Stress tests confirm the stability of the Slovenian banking system, which has sufficient capital adequacy
Euro area banks have sufficient capital adequacy, according to the stress tests conducted at significant banks under the aegis of the ECB. The stress tests, in which the two largest Slovenian banks were also included, show banks retaining high resilience even under the adverse scenario. Comparable tests were conducted for smaller banks and savings banks at Banka Slovenije, and showed similar results.
This year’s stress tests thus confirm the stability of the Slovenian banking system, which is disclosing sufficient capital adequacy.
As part of the supervisory function within the Single Supervisory Mechanism (SSM), and under the aegis of the ECB, bottom-up stress tests were again conducted this year, using the EBA approach and methodology. These had been scheduled for 2020, but were postponed because of the Covid-19 pandemic. On this occasion the stress testing covered 89 significant euro area banks under the ECB’s direct supervision, including the two largest Slovenian banks.

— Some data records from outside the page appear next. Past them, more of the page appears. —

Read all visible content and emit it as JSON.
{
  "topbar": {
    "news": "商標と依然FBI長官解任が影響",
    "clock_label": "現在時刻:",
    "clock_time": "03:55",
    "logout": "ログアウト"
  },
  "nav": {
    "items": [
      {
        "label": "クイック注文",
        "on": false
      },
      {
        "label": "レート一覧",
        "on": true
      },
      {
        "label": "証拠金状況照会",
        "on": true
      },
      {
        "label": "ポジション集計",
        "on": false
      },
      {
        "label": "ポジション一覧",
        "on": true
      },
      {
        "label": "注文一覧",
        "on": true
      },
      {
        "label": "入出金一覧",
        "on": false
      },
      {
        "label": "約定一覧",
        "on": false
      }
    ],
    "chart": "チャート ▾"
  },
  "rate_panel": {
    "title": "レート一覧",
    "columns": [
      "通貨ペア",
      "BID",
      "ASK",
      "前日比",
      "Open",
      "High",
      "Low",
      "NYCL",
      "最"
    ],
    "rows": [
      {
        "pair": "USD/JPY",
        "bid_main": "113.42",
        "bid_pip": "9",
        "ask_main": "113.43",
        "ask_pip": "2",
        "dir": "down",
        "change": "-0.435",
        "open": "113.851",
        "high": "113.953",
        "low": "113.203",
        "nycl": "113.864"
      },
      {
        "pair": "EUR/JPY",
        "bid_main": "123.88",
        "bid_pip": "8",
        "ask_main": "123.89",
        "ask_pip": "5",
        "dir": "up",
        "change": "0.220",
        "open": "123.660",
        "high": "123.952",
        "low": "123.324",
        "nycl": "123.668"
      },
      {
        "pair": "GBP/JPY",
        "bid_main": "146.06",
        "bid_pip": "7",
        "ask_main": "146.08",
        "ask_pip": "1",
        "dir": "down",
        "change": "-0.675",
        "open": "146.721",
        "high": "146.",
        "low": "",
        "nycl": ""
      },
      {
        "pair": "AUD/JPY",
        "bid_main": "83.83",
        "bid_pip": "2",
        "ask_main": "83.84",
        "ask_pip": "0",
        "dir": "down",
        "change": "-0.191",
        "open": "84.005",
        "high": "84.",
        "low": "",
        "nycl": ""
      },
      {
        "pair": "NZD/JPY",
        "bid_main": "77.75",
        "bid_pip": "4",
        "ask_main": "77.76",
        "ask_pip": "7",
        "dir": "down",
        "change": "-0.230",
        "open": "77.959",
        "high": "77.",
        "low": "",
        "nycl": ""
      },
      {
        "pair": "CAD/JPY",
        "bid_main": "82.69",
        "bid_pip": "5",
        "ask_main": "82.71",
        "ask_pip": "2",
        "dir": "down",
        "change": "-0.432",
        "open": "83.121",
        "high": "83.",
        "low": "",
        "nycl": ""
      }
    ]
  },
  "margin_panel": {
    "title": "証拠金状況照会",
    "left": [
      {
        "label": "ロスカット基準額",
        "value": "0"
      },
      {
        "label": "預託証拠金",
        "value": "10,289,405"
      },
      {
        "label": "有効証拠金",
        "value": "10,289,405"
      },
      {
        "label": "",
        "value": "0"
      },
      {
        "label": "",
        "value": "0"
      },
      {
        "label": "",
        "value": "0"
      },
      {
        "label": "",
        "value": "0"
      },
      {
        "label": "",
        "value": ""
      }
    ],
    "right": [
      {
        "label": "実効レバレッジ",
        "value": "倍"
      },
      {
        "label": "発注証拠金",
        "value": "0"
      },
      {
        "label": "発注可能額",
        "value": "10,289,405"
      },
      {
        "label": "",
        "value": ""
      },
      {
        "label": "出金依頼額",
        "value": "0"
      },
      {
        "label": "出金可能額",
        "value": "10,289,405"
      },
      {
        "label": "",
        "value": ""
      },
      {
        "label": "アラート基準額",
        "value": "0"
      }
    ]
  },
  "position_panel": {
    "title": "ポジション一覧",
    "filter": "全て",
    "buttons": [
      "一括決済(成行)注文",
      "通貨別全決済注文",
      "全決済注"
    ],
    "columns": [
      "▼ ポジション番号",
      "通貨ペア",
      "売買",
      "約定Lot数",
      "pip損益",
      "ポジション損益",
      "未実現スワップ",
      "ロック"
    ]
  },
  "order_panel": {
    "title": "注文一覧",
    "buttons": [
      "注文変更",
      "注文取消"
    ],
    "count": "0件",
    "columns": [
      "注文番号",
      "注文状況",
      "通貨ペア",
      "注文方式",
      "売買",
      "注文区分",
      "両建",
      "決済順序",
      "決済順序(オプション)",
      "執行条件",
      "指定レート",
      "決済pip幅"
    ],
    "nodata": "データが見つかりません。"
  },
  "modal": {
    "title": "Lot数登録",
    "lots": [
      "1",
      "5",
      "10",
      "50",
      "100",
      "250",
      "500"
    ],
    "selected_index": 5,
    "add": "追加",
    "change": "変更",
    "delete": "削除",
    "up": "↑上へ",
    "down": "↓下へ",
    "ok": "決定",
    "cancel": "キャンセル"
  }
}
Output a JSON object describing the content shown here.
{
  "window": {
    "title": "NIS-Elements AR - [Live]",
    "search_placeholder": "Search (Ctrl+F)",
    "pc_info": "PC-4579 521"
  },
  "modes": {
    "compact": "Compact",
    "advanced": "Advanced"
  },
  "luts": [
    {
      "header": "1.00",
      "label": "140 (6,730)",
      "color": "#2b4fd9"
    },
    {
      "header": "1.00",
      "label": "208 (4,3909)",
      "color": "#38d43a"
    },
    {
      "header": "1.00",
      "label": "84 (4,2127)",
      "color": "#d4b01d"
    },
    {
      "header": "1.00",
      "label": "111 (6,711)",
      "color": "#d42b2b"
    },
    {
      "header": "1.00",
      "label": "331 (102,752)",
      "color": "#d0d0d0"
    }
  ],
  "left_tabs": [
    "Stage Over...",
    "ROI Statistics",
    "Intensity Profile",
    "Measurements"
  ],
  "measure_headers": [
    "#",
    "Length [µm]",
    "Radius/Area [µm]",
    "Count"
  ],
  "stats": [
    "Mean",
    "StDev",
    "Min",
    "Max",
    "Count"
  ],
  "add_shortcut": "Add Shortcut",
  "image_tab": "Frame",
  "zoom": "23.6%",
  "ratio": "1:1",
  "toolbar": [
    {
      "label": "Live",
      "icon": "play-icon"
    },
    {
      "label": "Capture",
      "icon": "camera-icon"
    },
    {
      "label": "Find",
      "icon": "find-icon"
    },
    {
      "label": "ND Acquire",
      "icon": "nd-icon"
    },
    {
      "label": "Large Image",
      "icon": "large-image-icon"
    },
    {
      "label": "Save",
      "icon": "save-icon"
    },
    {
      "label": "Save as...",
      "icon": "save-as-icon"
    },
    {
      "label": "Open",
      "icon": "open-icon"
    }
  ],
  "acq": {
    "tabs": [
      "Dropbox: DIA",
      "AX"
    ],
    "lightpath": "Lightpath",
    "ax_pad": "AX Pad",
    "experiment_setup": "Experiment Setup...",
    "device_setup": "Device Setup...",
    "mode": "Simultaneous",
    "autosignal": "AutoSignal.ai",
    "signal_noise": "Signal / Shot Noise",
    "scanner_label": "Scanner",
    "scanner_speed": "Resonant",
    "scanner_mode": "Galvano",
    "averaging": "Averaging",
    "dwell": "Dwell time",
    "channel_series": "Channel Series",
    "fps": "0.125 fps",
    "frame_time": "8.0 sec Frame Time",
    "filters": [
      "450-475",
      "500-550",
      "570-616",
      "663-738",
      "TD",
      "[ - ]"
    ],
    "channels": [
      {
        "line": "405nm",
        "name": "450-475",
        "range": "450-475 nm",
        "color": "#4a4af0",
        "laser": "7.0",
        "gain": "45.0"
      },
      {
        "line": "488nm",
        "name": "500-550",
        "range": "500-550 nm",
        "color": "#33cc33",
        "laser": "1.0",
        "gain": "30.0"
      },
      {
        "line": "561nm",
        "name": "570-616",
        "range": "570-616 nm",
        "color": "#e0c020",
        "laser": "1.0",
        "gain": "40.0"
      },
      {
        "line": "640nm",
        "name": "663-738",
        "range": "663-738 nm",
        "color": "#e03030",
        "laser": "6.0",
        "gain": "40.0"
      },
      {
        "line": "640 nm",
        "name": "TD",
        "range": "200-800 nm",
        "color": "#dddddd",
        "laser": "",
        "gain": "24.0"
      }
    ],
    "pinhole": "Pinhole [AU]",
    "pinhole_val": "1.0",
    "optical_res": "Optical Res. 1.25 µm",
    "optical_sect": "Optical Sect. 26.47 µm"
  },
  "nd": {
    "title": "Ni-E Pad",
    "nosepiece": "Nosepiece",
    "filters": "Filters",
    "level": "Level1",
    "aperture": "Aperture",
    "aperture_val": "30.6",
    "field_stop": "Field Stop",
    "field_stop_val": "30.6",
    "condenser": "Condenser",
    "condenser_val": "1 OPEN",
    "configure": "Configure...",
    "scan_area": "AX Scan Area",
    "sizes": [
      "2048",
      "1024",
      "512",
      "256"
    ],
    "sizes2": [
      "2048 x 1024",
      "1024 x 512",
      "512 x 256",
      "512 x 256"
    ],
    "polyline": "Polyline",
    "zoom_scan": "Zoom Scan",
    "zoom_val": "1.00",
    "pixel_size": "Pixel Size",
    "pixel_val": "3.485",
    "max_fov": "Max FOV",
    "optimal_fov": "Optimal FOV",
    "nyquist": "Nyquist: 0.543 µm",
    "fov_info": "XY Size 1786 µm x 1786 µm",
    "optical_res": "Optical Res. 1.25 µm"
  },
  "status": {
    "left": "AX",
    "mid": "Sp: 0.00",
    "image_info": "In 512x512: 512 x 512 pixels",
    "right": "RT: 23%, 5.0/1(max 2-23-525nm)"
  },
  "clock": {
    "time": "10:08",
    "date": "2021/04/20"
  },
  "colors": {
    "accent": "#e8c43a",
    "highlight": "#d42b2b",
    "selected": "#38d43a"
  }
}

The purpose of the stress tests was to evaluate the impact on the capital adequacy of individual banks over the 2021 to 2023 horizon from credit risk, market risks and operational risk, and also risk to income generation capacity, on the basis of a baseline scenario and an adverse scenario.

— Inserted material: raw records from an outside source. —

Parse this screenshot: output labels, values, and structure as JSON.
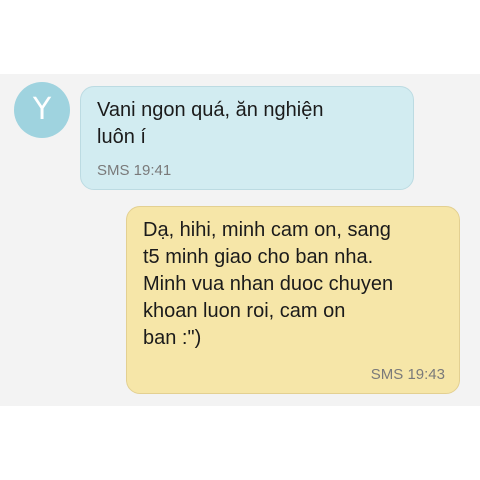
{
  "conversation": {
    "avatar_letter": "Y",
    "messages": [
      {
        "direction": "incoming",
        "text": "Vani ngon quá, ăn nghiện\nluôn í",
        "meta": "SMS 19:41"
      },
      {
        "direction": "outgoing",
        "text": "Dạ, hihi, minh cam on, sang\nt5 minh giao cho ban nha.\nMinh vua nhan duoc chuyen\nkhoan luon roi, cam on\nban :\")",
        "meta": "SMS 19:43"
      }
    ]
  },
  "colors": {
    "incoming_bubble": "#d2ecf1",
    "outgoing_bubble": "#f6e6a8",
    "avatar": "#9fd3df",
    "background": "#f3f3f3"
  }
}
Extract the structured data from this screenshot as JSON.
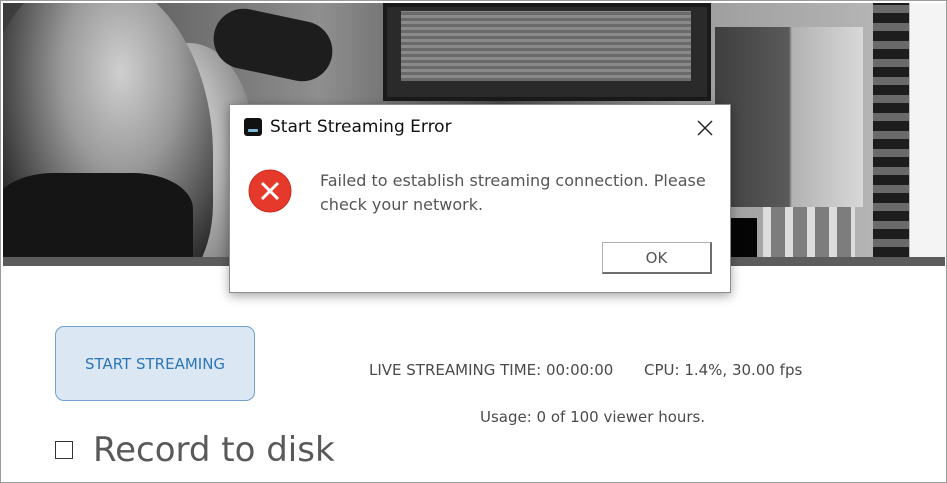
{
  "dialog": {
    "title": "Start Streaming Error",
    "message": "Failed to establish streaming connection. Please check your network.",
    "ok_label": "OK",
    "icon": "error-icon"
  },
  "controls": {
    "start_label": "START STREAMING",
    "live_time_label": "LIVE STREAMING TIME: 00:00:00",
    "cpu_label": "CPU: 1.4%, 30.00 fps",
    "usage_label": "Usage: 0 of 100 viewer hours.",
    "record_label": "Record to disk",
    "record_checked": false
  },
  "colors": {
    "accent": "#2d76b7",
    "button_bg": "#dbe7f3",
    "error_red": "#e53a2b"
  }
}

The results confirm that even under the adverse scenario the banks retain sufficient resilience and adequate capital ratios. The banks have also been found to have made progress since the previous stress tests in 2018. Thanks to the successful reduction of non-performing exposures and the restriction of operating costs, the starting position of the banks in the stress tests was better on average. This year’s larger capital depletion compared with 2018 was primarily attributable to the change in economic circumstances, which had an impact on items in the adverse scenario. The largest negative impacts came from credit risk and market risk.
The two Slovenian banks that participated in the ECB stress tests disclosed slightly above-average results: the capital depletion under the adverse scenario was primarily attributable to additional credit losses and a decline in net interest income. The two banks were placed in bucket 2 in terms of capital depletion (a decline in the common equity Tier 1 capital ratio of between 3 percentage points and 5.99 percentage points), where the majority of SSM banks were also placed.

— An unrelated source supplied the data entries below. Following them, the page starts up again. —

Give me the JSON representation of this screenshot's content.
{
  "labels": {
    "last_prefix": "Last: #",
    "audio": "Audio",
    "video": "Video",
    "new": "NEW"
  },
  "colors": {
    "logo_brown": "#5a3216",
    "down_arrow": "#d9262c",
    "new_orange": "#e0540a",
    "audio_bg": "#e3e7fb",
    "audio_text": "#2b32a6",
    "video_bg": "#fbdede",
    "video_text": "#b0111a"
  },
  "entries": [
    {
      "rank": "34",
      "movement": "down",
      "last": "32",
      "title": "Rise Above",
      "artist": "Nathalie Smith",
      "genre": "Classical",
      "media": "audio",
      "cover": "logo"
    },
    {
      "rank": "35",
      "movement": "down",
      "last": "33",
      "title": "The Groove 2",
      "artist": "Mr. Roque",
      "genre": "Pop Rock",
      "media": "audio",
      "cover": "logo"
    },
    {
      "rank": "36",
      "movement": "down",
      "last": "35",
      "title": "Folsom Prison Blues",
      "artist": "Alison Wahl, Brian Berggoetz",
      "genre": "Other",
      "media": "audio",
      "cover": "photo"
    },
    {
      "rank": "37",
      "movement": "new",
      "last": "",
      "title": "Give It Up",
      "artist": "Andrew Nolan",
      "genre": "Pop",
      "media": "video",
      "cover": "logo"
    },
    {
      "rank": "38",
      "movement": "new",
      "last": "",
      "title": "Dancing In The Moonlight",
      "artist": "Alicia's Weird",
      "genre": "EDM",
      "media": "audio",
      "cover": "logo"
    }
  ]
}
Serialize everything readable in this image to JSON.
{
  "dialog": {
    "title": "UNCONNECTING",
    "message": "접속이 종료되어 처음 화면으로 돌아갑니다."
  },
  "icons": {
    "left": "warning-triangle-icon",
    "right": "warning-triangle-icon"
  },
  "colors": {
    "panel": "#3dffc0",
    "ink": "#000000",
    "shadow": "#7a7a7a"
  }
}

Figure: Distribution of stress test results across capital depletion buckets according to the decline in the CET1 ratio in the third year of the adverse scenario relative to the initial position
Comparable stress tests were conducted by Banka Slovenije for smaller domestic banks and savings banks, subsidiary banks under majority foreign ownership and SID banka. They show these banks to be disclosing sufficient capital adequacy under the baseline scenario and under the adverse scenario alike. Another finding is that the banks have reduced their credit risk over the last three years, and also disclose lower exposure to market risks compared with the significant banks.
All of the stress tests therefore confirm the stability of the Slovenian banking system, with sufficient capital adequacy even under the adverse scenario. In light of the new challenges related to Covid-19, it is nevertheless vital that banks continue measuring and managing credit risk correctly.
As in previous years, the outcomes of the stress tests at individual banks will be one of the inputs into the supervisory review and evaluation process (SREP) in determining guidance on additional capital requirements.